*What to produce:*
Could you copy every line of the data that contains the word "Encryption"?

*Records for the exercise:*
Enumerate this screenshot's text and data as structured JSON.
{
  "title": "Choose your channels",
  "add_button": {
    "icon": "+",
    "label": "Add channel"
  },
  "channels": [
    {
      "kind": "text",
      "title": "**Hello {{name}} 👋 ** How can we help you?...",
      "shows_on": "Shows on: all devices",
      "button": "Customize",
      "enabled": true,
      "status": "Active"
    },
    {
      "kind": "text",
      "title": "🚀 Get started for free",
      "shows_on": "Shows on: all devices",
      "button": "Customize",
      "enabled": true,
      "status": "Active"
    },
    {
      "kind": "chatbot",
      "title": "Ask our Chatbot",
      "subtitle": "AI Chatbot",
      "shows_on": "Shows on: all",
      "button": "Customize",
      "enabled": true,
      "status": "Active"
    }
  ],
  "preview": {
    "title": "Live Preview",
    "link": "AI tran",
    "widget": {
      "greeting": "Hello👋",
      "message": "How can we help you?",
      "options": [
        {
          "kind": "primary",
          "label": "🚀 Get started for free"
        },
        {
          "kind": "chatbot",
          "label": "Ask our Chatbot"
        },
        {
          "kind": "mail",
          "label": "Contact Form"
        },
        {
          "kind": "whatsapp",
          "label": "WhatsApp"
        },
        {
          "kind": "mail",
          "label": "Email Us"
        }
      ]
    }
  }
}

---

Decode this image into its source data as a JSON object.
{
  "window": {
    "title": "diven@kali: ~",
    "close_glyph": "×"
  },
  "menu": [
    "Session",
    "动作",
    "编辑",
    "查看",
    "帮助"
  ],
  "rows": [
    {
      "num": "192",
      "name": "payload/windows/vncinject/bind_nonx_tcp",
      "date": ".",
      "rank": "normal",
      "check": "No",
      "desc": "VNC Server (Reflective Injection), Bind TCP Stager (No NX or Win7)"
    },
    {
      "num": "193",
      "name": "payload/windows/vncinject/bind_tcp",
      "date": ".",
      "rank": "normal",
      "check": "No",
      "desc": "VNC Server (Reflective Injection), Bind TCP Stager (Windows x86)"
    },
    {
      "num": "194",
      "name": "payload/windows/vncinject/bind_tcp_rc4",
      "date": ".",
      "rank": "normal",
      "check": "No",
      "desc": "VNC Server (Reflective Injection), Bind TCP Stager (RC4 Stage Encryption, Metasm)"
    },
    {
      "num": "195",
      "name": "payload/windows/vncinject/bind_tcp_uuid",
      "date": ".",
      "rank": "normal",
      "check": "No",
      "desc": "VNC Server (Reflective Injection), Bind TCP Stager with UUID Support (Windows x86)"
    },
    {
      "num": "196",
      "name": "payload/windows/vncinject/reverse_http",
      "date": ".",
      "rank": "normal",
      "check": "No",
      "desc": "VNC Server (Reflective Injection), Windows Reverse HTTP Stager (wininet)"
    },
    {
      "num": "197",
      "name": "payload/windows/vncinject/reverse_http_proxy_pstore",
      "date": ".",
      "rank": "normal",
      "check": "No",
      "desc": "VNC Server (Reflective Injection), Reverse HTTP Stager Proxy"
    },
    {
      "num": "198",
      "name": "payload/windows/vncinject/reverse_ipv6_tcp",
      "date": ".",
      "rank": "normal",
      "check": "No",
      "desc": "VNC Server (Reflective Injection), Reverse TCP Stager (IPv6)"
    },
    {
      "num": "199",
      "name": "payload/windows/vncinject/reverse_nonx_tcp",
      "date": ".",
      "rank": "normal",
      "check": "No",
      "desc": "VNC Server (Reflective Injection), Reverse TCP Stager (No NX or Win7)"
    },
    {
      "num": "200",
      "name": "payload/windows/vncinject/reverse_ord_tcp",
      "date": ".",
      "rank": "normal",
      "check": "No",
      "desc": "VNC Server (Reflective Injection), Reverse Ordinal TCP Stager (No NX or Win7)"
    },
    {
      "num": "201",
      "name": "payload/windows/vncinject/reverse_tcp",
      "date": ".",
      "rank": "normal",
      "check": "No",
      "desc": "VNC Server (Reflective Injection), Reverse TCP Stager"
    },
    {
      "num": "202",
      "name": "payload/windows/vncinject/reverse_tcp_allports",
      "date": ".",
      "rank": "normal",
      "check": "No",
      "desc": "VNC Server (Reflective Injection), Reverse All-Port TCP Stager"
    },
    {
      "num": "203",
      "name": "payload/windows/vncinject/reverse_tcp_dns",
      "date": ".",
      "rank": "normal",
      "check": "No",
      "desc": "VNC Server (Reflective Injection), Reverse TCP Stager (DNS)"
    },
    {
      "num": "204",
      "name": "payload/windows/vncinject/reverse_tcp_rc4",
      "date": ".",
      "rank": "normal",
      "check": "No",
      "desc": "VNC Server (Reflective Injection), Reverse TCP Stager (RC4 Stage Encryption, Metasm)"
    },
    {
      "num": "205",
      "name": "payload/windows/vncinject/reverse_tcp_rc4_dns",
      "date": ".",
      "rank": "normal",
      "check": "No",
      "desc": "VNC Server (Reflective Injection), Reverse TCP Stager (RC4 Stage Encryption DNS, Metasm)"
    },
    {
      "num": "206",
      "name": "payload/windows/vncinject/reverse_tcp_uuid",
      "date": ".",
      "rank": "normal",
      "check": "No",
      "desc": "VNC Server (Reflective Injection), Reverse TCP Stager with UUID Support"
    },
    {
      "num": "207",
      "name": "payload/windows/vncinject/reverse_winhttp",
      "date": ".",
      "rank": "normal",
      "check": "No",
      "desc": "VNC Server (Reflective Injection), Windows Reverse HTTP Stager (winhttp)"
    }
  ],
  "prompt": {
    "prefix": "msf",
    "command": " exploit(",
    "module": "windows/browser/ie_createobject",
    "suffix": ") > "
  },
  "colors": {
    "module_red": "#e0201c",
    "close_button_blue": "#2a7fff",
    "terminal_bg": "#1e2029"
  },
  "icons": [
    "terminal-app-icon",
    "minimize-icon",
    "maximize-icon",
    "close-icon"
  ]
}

*Expected answer:*
      "desc": "VNC Server (Reflective Injection), Bind TCP Stager (RC4 Stage Encryption, Metasm)"
      "desc": "VNC Server (Reflective Injection), Reverse TCP Stager (RC4 Stage Encryption, Metasm)"
      "desc": "VNC Server (Reflective Injection), Reverse TCP Stager (RC4 Stage Encryption DNS, Metasm)"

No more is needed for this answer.